Bob Cropf

Posts Tagged ‘Savings’

How does the graduate income tax work again?

In 1 on March 4, 2009 at 8:59 AM

ABC news <a href=” it about people with incomes over $250,000 looking to reduce their income so as to not face increased tax rate.

63-year-old attorney based in Lafayette, La., who asked not to be named, told that she plans to cut back on her business to get her annual income under the quarter million mark should the Obama tax plan be passed by Congress and become law.

“We are going to try to figure out how to make our income $249,999.00,” she said.

“We have to find a way out where we can make just what we need to just under the line so we can benefit from Obama’s tax plan,” she added. “Why kill yourself working if you’re going to give it all away to people who aren’t working as hard?”


“I’ve put thought into how to get under $250,000,” said Poczatek. “It would mean working fewer days which means having fewer employees, seeing fewer patients and taking time off.”

“Generally it means being less productive,” she said.

Poczatek argued that by reducing her income from her current $320,000 to under $250,000 by having her dental hygienist work fewer days and by treating fewer patients, she would avoid paying higher taxes on the $70,000 that would be subject to increased taxation if Obama’s proposal is signed into law.

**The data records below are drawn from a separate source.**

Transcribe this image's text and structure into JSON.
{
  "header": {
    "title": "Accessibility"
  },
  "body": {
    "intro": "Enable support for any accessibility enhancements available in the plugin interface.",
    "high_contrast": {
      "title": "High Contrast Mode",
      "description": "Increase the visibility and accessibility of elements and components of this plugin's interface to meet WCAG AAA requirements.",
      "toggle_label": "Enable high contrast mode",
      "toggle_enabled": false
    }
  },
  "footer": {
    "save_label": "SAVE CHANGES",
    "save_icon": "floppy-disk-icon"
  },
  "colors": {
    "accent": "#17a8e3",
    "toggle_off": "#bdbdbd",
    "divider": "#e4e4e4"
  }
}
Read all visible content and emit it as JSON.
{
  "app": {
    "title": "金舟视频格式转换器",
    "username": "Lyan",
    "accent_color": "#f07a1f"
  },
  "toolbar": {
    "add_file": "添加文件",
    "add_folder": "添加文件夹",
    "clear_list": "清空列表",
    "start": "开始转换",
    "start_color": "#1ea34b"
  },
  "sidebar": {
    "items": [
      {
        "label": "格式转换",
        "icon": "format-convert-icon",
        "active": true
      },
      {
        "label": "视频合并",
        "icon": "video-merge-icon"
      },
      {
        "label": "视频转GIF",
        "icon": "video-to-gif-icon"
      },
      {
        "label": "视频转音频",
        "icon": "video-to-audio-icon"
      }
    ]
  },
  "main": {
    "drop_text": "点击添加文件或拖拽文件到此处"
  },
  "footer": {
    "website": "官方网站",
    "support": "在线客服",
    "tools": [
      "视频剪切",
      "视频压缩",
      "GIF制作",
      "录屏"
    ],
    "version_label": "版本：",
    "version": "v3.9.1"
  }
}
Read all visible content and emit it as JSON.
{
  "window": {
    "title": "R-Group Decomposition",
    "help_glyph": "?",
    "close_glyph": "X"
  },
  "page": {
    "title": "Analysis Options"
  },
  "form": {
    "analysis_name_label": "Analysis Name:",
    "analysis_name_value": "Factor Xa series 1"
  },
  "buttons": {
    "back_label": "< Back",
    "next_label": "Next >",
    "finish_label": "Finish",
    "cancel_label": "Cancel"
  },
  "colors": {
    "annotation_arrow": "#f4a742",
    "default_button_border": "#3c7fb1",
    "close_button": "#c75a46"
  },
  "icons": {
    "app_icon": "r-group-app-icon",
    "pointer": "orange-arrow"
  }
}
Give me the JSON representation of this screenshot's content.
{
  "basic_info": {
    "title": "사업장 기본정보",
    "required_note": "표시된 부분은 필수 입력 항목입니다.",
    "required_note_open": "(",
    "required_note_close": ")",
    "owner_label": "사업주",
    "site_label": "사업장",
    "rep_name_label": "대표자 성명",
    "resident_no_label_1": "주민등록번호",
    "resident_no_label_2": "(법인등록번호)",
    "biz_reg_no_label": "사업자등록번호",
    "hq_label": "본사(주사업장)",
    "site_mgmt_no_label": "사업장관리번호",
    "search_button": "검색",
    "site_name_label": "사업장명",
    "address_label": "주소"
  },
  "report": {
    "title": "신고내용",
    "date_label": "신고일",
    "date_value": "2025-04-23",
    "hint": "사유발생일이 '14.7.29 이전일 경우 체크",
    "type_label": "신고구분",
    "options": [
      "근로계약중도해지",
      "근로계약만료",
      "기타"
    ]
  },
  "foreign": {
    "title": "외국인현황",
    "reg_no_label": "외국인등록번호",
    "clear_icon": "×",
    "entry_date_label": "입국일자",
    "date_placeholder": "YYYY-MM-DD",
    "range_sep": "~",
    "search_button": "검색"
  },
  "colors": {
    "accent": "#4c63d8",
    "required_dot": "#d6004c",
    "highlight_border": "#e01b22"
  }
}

Additionally, any interest from a checking or savings account or capital gains from stocks, would also count as taxable income.

“The motivation for a lot of people like me — dentists, entrepreneurs, lawyers — is that the more you work the more money you make,” said Poczatek. “But if I’m going to be working just to give it back to the government — it’s de-motivating and demoralizing.”

I couldn’t find the original article, but my understanding from Krugman’s comments is that they added significant discussion about how our marginal income tax works… you only pay the higher rate on the money falling above the $250K mark, not all of the income.

I am trying to imagine what the impact of the system that these people apparently think is in place… and what a rude awakening it might be to “work” to get your $300K+ income under $250K only to realize that you really haven’t reduced your tax burden relative to your income that much but you have reduced your income substantially. Such a system could do a lot toward restructuring our over-worked society.

However, the issue of taxing savings account interest and capital gains in another question altogether. I agree with the taxing of capital gains, it is not “work” and it is not going to taxed as such a rate to discourage people from investing anyway. The savings account interest in another issue. Right now, the increase from negative savings rate to ~5% savings is not helping the situation (prior to 1980s it was ~12%, oh those were the days…), but in the long run, doesn’t it make sense to incentivize plain ol’ regular savings to help us avoid messes like this? Maybe a cap of sorts, saving up to a certain amount are tax exempt…

Also interesting to note that the two people quoted in the interview were women. That strikes me as unusual.